    Jesus. I still can't believe two guys spent seven years writing that web app. It's mind-boggling. I mean, it's a nice web app, or at least it will be once its functionalities work predictably and reliably, but I can't believe they made it to version 3.0 -- mostly implemented, no less -- before their boss decided it would be a good idea if the design were on paper instead of in their heads. Not that the design is in their heads, though; they just sorta made it up as they went along.
     
  7. Peyomp

    Peyomp New Member

    Joined:
    Jan 11, 2002
    Messages:
    14,017
    Likes Received:
    0
    You're back on this Software Engineering as seperate thing bullshit again.

    A masters in CS from Georgia Tech will impart the kind of skills one requires to be a good software engineer. Plus a decade's experience. There is no seperate SE path. This is not fucking community college.
     
  8. Peyomp

    Peyomp New Member

    Joined:
    Jan 11, 2002
    Messages:
    14,017
    Likes Received:
    0
  9. deusexaethera

    deusexaethera OT Supporter

    Joined:
    Jan 27, 2005
    Messages:
    19,712
    Likes Received:
    0
    See below:

    I don't know how you interpreted that, but what it says is that SE builds on CS because you can't design something if you don't know how it's built. That said, you damn well can build something without knowing how it's supposed to be put together. Except it won't come out right. Which is what I've seen happen time and time again with coders that have no design support.

    The designers, coders, and testers cannot be the same people, because the same people cannot be reliably expected to do what amounts to building a program twice and then pretend to be stupid about how the program works. I would much rather be on the creative end of the process (design) than stuck in a cubicle banging out function after function according to someone else's master plan. And if I want to play at being an artiste, I can write my own programs on my own time when I don't have to answer to someone else about it.

    Coded functions are like crankshafts; let the people with the industrial economies build them for a living, until they get skilled enough to move on to better things.
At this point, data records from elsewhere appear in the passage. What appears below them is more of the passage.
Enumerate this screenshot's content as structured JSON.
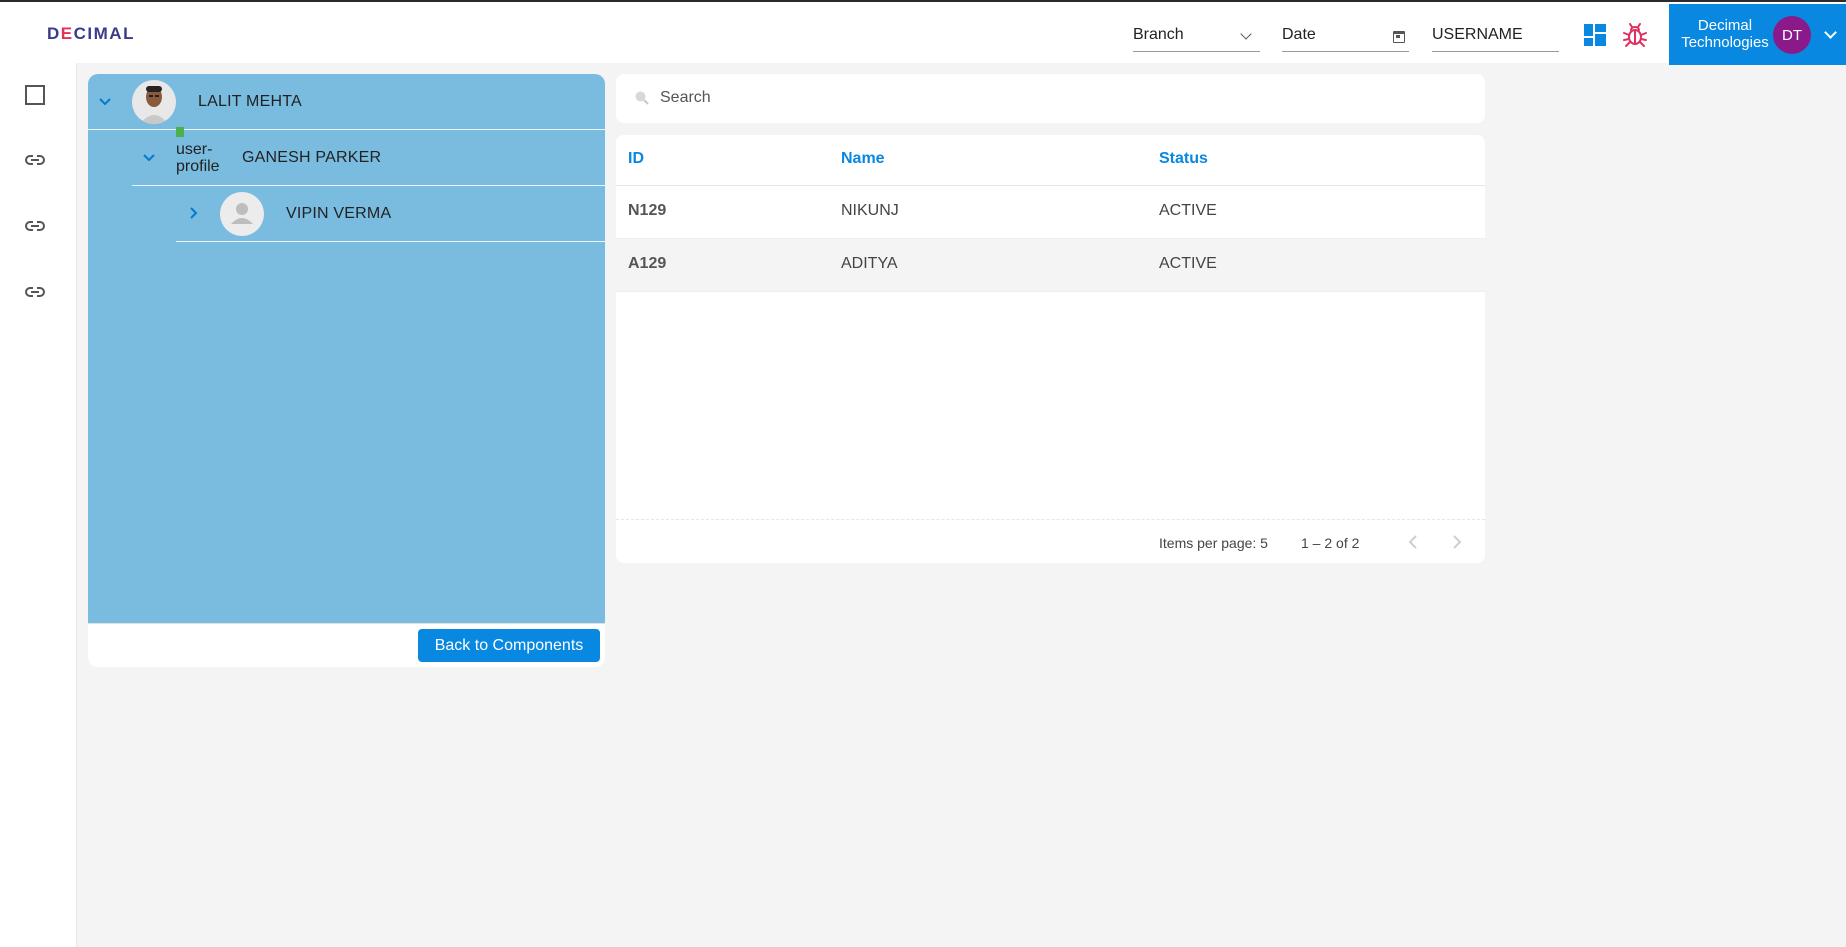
{
  "header": {
    "logo": {
      "pre": "D",
      "accent": "E",
      "post": "CIMAL"
    },
    "branch_label": "Branch",
    "date_label": "Date",
    "username_label": "USERNAME",
    "account": {
      "line1": "Decimal",
      "line2": "Technologies",
      "initials": "DT"
    }
  },
  "sidebar": {
    "items": [
      "checkbox-icon",
      "link-icon",
      "link-icon",
      "link-icon"
    ]
  },
  "tree": {
    "nodes": [
      {
        "name": "LALIT MEHTA",
        "expanded": true,
        "avatar": "photo"
      },
      {
        "name": "GANESH PARKER",
        "expanded": true,
        "avatar": "broken-image",
        "alt_text": "user-profile"
      },
      {
        "name": "VIPIN VERMA",
        "expanded": false,
        "avatar": "placeholder"
      }
    ],
    "back_button": "Back to Components"
  },
  "search": {
    "placeholder": "Search"
  },
  "table": {
    "columns": [
      "ID",
      "Name",
      "Status"
    ],
    "rows": [
      {
        "id": "N129",
        "name": "NIKUNJ",
        "status": "ACTIVE"
      },
      {
        "id": "A129",
        "name": "ADITYA",
        "status": "ACTIVE"
      }
    ],
    "paginator": {
      "items_per_page": "Items per page: 5",
      "range": "1 – 2 of 2"
    }
  },
  "colors": {
    "primary": "#0888e0",
    "tree_bg": "#79bce0",
    "avatar_dt": "#8a1a8a",
    "bug": "#e0305d"
  }
}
I'm sorry if you don't like that idea, but that's how the wind's blowing these days.
     
  10. YodaHart

    YodaHart New Member

    Joined:
    Jul 7, 2006
    Messages:
    605
    Likes Received:
    0

Share This Page